Would you output, exactly as written, the line with "Transcribe this image's" and all lines after it to the end of the data below, and no others?

→ App and web page records:
....
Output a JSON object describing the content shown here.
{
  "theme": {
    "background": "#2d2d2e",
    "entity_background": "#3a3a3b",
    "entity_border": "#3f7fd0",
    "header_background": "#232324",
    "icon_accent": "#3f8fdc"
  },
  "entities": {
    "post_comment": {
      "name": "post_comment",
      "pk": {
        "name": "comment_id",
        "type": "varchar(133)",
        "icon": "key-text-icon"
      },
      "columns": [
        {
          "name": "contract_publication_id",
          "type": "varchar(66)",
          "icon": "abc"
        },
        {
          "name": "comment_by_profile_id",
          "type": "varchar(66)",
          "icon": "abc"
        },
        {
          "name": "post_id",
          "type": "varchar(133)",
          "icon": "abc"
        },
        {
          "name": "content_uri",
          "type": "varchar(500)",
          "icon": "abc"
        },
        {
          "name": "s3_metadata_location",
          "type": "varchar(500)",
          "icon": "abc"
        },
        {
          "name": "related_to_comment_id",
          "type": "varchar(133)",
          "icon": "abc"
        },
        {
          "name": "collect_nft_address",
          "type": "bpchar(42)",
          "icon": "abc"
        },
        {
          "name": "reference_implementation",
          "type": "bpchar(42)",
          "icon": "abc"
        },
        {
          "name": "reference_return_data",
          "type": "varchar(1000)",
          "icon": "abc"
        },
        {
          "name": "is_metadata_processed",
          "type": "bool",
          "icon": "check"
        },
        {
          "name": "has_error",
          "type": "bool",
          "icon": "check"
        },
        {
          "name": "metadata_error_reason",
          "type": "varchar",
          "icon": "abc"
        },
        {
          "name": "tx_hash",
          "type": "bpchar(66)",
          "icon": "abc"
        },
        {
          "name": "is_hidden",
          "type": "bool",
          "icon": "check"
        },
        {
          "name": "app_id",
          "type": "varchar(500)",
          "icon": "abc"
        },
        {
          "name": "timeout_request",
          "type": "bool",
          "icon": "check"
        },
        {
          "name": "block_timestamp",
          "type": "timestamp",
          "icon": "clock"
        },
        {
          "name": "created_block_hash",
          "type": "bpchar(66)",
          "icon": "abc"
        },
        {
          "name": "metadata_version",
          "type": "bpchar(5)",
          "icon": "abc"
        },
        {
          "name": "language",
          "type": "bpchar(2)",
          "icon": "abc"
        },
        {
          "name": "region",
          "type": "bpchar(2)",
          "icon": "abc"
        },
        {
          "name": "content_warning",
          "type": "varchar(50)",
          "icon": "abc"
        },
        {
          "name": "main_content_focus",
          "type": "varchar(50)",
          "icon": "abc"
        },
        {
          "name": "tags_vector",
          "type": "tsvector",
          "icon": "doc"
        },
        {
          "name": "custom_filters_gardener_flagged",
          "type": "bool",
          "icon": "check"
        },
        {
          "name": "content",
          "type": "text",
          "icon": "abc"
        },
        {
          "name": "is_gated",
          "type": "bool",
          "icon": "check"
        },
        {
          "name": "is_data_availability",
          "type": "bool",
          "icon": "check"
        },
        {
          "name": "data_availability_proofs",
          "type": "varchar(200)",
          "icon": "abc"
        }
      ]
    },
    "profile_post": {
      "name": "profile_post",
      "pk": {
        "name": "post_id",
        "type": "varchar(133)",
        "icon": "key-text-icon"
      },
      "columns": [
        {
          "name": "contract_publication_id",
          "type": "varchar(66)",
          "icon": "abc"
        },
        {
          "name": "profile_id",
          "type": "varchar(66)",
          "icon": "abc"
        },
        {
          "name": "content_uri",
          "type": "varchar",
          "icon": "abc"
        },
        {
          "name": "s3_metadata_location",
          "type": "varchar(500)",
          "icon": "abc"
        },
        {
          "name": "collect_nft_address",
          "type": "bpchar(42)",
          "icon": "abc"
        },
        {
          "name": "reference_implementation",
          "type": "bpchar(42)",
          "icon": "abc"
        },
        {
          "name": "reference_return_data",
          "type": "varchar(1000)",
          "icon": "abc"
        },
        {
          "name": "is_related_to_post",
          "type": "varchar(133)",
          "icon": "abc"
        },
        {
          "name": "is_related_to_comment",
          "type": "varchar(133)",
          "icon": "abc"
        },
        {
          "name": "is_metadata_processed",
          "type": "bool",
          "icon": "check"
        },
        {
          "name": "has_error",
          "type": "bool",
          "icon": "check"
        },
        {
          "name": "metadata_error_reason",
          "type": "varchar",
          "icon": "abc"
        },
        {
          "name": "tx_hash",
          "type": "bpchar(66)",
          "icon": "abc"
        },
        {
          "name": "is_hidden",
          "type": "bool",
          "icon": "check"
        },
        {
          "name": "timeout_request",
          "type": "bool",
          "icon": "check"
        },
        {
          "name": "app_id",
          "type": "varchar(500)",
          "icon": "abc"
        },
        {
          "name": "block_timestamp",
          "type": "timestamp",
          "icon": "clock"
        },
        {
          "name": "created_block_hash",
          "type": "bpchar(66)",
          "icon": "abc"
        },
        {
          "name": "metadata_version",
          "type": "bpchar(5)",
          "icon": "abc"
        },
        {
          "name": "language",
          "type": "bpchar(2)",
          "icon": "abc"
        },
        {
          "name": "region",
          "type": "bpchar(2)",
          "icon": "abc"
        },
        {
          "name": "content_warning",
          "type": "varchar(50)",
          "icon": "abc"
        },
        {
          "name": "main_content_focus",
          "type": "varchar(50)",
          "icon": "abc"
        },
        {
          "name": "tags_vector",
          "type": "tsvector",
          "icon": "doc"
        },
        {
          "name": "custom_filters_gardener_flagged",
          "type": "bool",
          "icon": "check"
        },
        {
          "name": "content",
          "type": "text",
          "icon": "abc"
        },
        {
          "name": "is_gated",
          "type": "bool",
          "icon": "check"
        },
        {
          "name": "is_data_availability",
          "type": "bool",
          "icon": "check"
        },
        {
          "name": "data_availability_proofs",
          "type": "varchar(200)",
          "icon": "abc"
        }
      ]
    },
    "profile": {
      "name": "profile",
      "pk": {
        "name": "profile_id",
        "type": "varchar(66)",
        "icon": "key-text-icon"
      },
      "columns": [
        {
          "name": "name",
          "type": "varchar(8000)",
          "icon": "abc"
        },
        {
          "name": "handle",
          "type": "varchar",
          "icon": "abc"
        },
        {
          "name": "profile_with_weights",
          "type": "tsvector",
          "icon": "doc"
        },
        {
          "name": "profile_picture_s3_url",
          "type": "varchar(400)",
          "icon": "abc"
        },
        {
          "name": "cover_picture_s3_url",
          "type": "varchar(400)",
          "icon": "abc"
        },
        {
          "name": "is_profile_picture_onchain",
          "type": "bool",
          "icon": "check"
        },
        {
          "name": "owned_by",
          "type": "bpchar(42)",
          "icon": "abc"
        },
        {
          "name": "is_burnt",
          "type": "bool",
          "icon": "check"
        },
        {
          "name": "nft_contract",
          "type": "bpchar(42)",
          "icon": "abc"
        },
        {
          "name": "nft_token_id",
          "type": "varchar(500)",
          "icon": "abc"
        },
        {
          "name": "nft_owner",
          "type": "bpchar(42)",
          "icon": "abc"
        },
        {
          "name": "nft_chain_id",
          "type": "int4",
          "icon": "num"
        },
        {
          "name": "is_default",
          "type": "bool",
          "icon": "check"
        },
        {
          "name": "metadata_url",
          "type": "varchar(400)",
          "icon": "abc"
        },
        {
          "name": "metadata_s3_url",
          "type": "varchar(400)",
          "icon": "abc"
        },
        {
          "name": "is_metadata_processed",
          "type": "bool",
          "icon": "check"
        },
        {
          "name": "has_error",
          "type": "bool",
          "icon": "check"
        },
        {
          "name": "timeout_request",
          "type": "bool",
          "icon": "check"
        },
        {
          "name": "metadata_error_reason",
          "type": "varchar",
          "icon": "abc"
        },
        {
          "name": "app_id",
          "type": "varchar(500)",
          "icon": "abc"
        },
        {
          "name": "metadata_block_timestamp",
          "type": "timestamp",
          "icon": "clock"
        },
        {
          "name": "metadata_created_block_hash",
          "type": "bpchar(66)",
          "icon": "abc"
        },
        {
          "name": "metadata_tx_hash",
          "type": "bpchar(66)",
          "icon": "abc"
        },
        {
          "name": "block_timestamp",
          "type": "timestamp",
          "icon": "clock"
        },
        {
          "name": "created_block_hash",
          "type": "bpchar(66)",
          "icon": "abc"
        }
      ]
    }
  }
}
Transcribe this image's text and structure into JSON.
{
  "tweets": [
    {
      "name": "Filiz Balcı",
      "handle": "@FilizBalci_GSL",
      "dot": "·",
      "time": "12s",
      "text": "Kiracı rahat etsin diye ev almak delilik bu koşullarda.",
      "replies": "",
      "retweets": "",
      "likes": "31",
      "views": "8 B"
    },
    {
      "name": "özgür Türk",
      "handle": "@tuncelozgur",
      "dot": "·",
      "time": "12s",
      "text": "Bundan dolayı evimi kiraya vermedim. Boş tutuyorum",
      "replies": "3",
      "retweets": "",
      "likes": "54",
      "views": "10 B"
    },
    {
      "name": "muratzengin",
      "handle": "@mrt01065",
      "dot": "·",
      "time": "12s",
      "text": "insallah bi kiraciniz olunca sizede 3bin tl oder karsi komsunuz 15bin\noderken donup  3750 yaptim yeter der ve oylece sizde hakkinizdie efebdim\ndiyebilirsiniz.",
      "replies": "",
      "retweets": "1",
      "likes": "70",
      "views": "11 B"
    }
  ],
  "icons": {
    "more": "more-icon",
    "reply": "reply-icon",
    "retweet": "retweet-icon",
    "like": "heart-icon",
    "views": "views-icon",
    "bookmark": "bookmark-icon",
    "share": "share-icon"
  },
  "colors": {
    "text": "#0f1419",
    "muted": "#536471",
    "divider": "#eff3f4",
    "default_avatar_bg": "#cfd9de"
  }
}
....
→ SOLUTION TO THIS PROBLEM:
Transcribe this image's text and structure into JSON.
{
  "tweets": [
    {
      "name": "Filiz Balcı",
      "handle": "@FilizBalci_GSL",
      "dot": "·",
      "time": "12s",
      "text": "Kiracı rahat etsin diye ev almak delilik bu koşullarda.",
      "replies": "",
      "retweets": "",
      "likes": "31",
      "views": "8 B"
    },
    {
      "name": "özgür Türk",
      "handle": "@tuncelozgur",
      "dot": "·",
      "time": "12s",
      "text": "Bundan dolayı evimi kiraya vermedim. Boş tutuyorum",
      "replies": "3",
      "retweets": "",
      "likes": "54",
      "views": "10 B"
    },
    {
      "name": "muratzengin",
      "handle": "@mrt01065",
      "dot": "·",
      "time": "12s",
      "text": "insallah bi kiraciniz olunca sizede 3bin tl oder karsi komsunuz 15bin\noderken donup  3750 yaptim yeter der ve oylece sizde hakkinizdie efebdim\ndiyebilirsiniz.",
      "replies": "",
      "retweets": "1",
      "likes": "70",
      "views": "11 B"
    }
  ],
  "icons": {
    "more": "more-icon",
    "reply": "reply-icon",
    "retweet": "retweet-icon",
    "like": "heart-icon",
    "views": "views-icon",
    "bookmark": "bookmark-icon",
    "share": "share-icon"
  },
  "colors": {
    "text": "#0f1419",
    "muted": "#536471",
    "divider": "#eff3f4",
    "default_avatar_bg": "#cfd9de"
  }
}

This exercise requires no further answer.